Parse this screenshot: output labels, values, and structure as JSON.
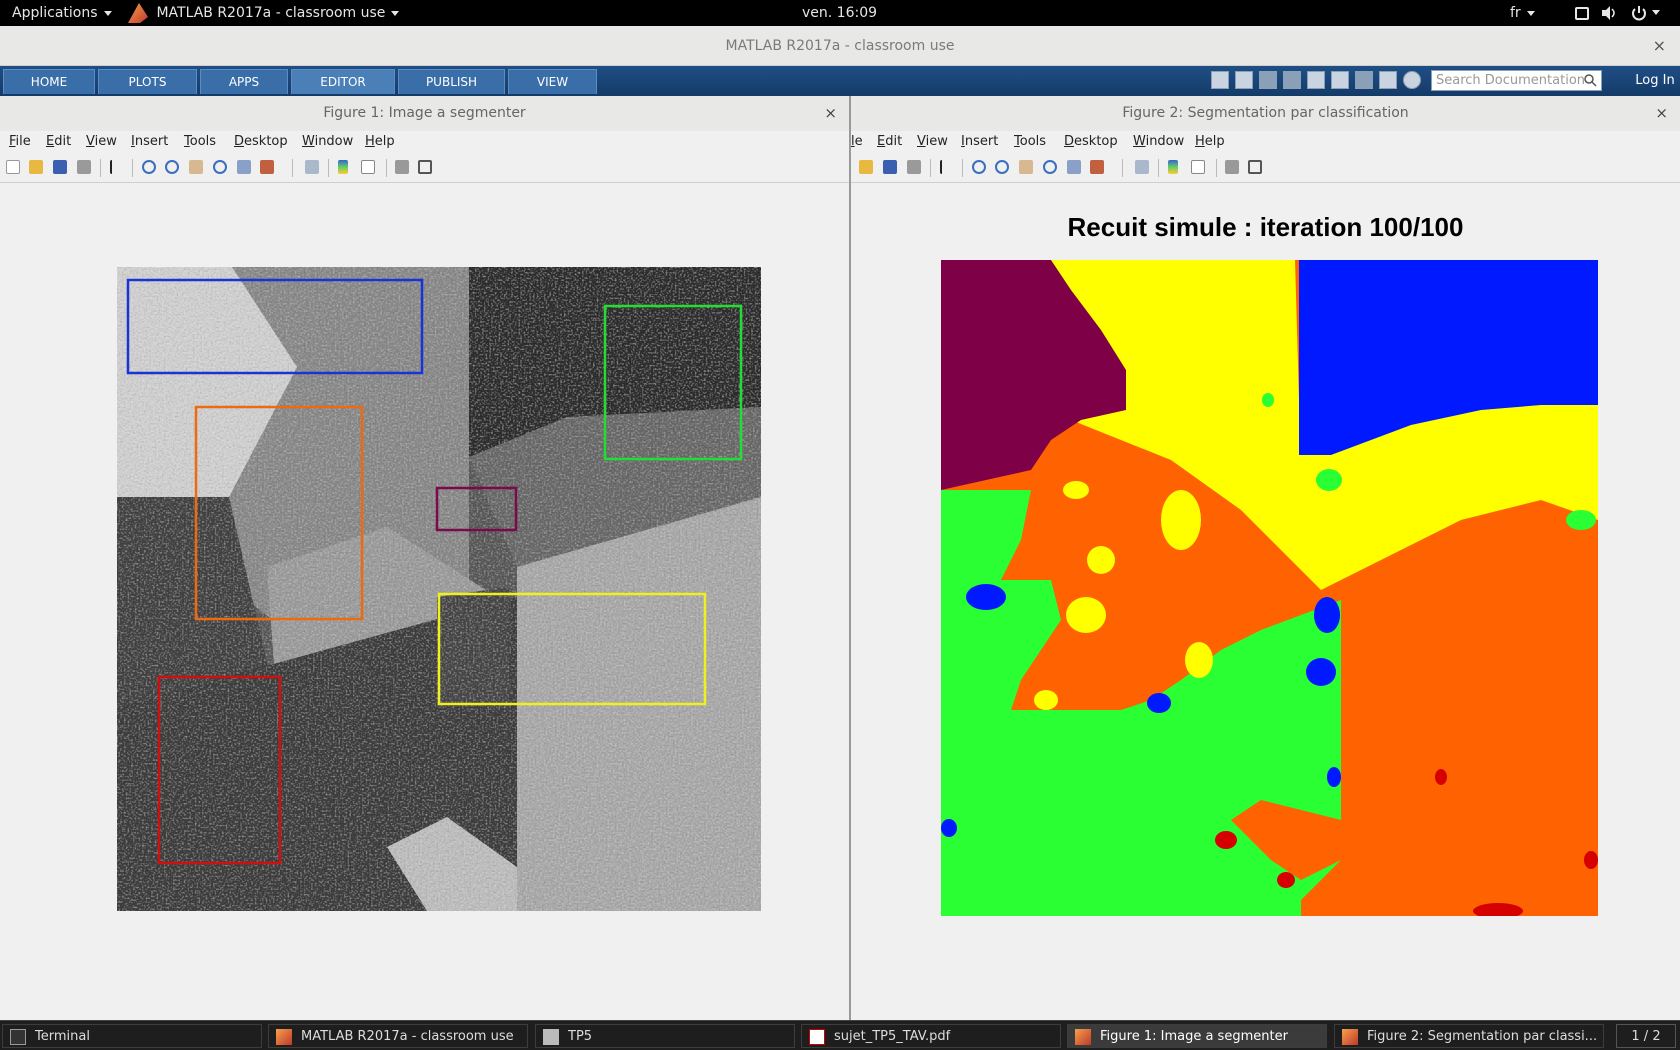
{
  "topbar": {
    "applications": "Applications",
    "active_app": "MATLAB R2017a - classroom use",
    "clock": "ven. 16:09",
    "language": "fr"
  },
  "main_window": {
    "title": "MATLAB R2017a - classroom use",
    "close": "×"
  },
  "toolstrip": {
    "tabs": [
      "HOME",
      "PLOTS",
      "APPS",
      "EDITOR",
      "PUBLISH",
      "VIEW"
    ],
    "search_placeholder": "Search Documentation",
    "login": "Log In"
  },
  "figure1": {
    "title": "Figure 1: Image a segmenter",
    "close": "×",
    "menu": [
      "File",
      "Edit",
      "View",
      "Insert",
      "Tools",
      "Desktop",
      "Window",
      "Help"
    ],
    "roi_colors": [
      "#1a33d6",
      "#22dd33",
      "#ee6a10",
      "#7a0a4a",
      "#f0f020",
      "#d01010"
    ]
  },
  "figure2": {
    "title": "Figure 2: Segmentation par classification",
    "close": "×",
    "menu": [
      "le",
      "Edit",
      "View",
      "Insert",
      "Tools",
      "Desktop",
      "Window",
      "Help"
    ],
    "plot_title": "Recuit simule : iteration 100/100",
    "class_colors": {
      "purple": "#7e0047",
      "yellow": "#ffff00",
      "blue": "#0019ff",
      "orange": "#ff6200",
      "green": "#29ff33",
      "red": "#d60000"
    }
  },
  "taskbar": {
    "items": [
      "Terminal",
      "MATLAB R2017a - classroom use",
      "TP5",
      "sujet_TP5_TAV.pdf",
      "Figure 1: Image a segmenter",
      "Figure 2: Segmentation par classi..."
    ],
    "pager": "1 / 2"
  }
}
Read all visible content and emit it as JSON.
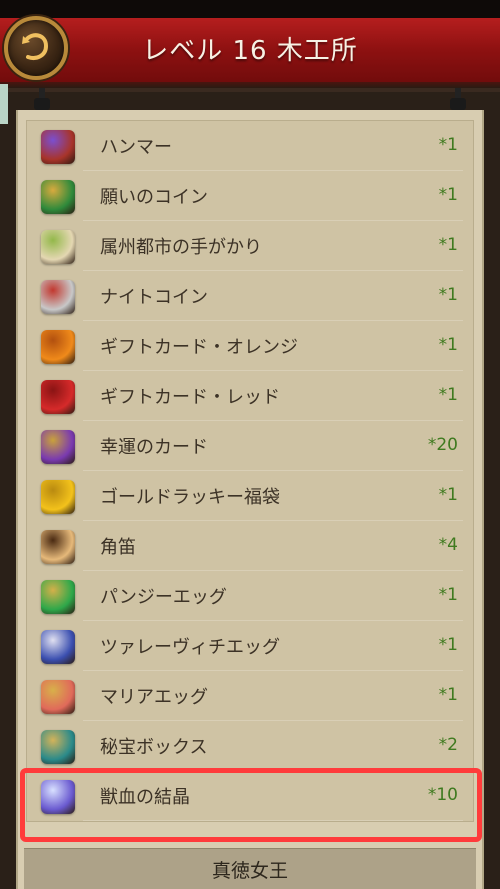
{
  "header": {
    "title": "レベル 16 木工所"
  },
  "items": [
    {
      "name": "ハンマー",
      "qty": "*1",
      "icon": "hammer-icon",
      "c1": "#a8342a",
      "c2": "#7b4fd0"
    },
    {
      "name": "願いのコイン",
      "qty": "*1",
      "icon": "wish-coin-icon",
      "c1": "#2f8a3b",
      "c2": "#d8aa3e"
    },
    {
      "name": "属州都市の手がかり",
      "qty": "*1",
      "icon": "scroll-map-icon",
      "c1": "#e4d7b2",
      "c2": "#93b84a"
    },
    {
      "name": "ナイトコイン",
      "qty": "*1",
      "icon": "knight-coin-icon",
      "c1": "#c8c8c8",
      "c2": "#c2382f"
    },
    {
      "name": "ギフトカード・オレンジ",
      "qty": "*1",
      "icon": "gift-card-orange-icon",
      "c1": "#f08a1a",
      "c2": "#b2500f"
    },
    {
      "name": "ギフトカード・レッド",
      "qty": "*1",
      "icon": "gift-card-red-icon",
      "c1": "#d62a2a",
      "c2": "#8a1414"
    },
    {
      "name": "幸運のカード",
      "qty": "*20",
      "icon": "lucky-card-icon",
      "c1": "#7a3ab0",
      "c2": "#c9a13b"
    },
    {
      "name": "ゴールドラッキー福袋",
      "qty": "*1",
      "icon": "gold-lucky-bag-icon",
      "c1": "#f3c21b",
      "c2": "#b98a10"
    },
    {
      "name": "角笛",
      "qty": "*4",
      "icon": "horn-icon",
      "c1": "#e6b97a",
      "c2": "#4a2a12"
    },
    {
      "name": "パンジーエッグ",
      "qty": "*1",
      "icon": "pansy-egg-icon",
      "c1": "#2ea84a",
      "c2": "#d4b04a"
    },
    {
      "name": "ツァレーヴィチエッグ",
      "qty": "*1",
      "icon": "tsarevich-egg-icon",
      "c1": "#3b4fb0",
      "c2": "#e0e0f0"
    },
    {
      "name": "マリアエッグ",
      "qty": "*1",
      "icon": "maria-egg-icon",
      "c1": "#e06a5a",
      "c2": "#d8b04a"
    },
    {
      "name": "秘宝ボックス",
      "qty": "*2",
      "icon": "treasure-box-icon",
      "c1": "#2a8a8a",
      "c2": "#d3b35a"
    },
    {
      "name": "獣血の結晶",
      "qty": "*10",
      "icon": "beast-blood-crystal-icon",
      "c1": "#6a5ad0",
      "c2": "#d8e0ff"
    }
  ],
  "footer": {
    "label": "真徳女王"
  }
}
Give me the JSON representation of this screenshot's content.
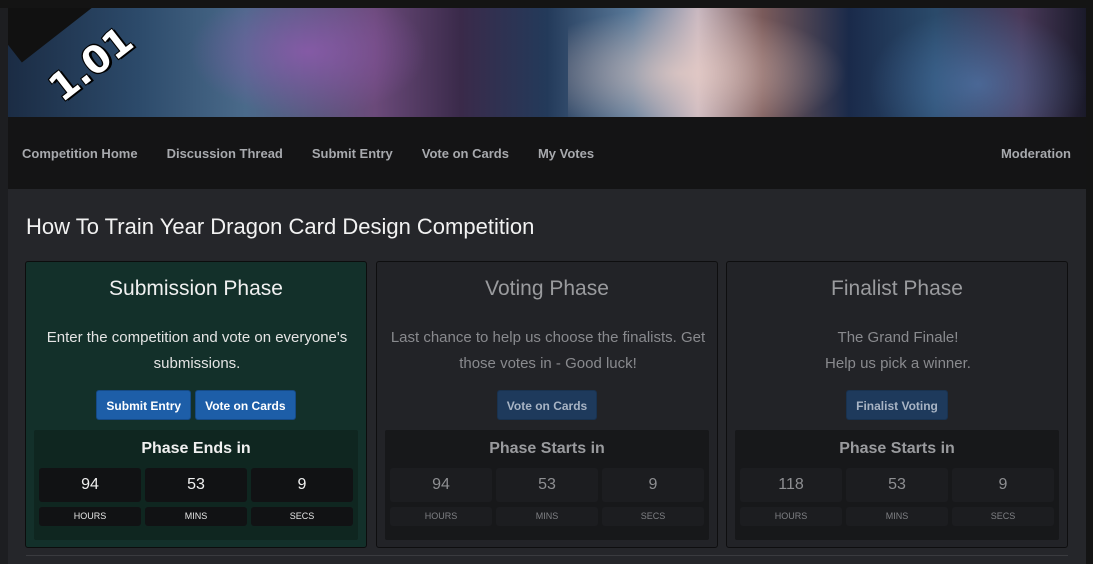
{
  "banner": {
    "version": "1.01"
  },
  "nav": {
    "items": [
      "Competition Home",
      "Discussion Thread",
      "Submit Entry",
      "Vote on Cards",
      "My Votes"
    ],
    "right_item": "Moderation"
  },
  "page_title": "How To Train Year Dragon Card Design Competition",
  "phases": [
    {
      "title": "Submission Phase",
      "desc_line1": "Enter the competition and vote on everyone's",
      "desc_line2": "submissions.",
      "buttons": [
        "Submit Entry",
        "Vote on Cards"
      ],
      "timer_label": "Phase Ends in",
      "hours": "94",
      "mins": "53",
      "secs": "9"
    },
    {
      "title": "Voting Phase",
      "desc_line1": "Last chance to help us choose the finalists. Get",
      "desc_line2": "those votes in - Good luck!",
      "buttons": [
        "Vote on Cards"
      ],
      "timer_label": "Phase Starts in",
      "hours": "94",
      "mins": "53",
      "secs": "9"
    },
    {
      "title": "Finalist Phase",
      "desc_line1": "The Grand Finale!",
      "desc_line2": "Help us pick a winner.",
      "buttons": [
        "Finalist Voting"
      ],
      "timer_label": "Phase Starts in",
      "hours": "118",
      "mins": "53",
      "secs": "9"
    }
  ],
  "units": {
    "hours": "HOURS",
    "mins": "MINS",
    "secs": "SECS"
  },
  "colors": {
    "active_card": "#13302a",
    "button": "#1d5ea8",
    "background": "#25262a"
  }
}
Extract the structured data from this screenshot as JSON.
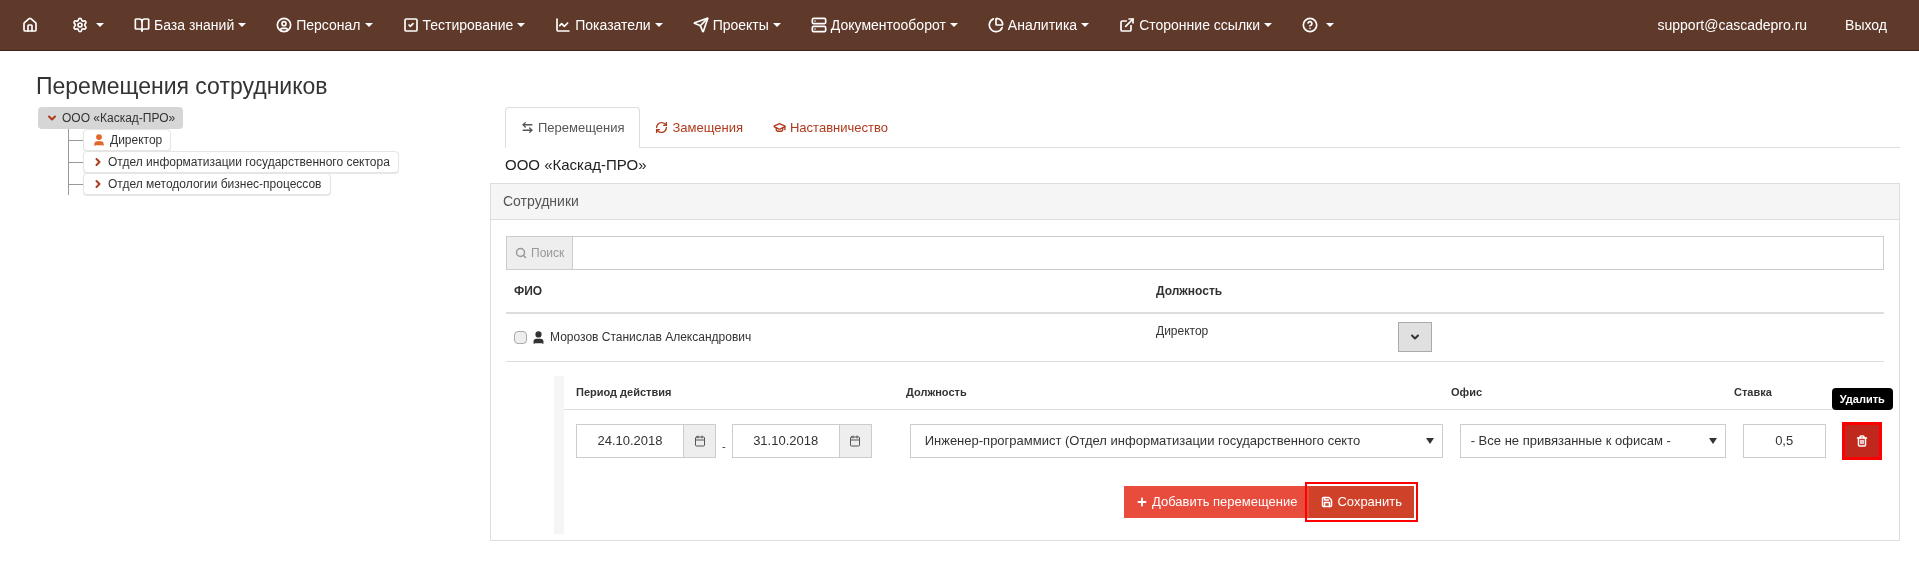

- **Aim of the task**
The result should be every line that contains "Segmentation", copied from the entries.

- **Exercise output**
    "title": "Figure 2: Segmentation par classification",
      "Figure 2: Segmentation par classi..."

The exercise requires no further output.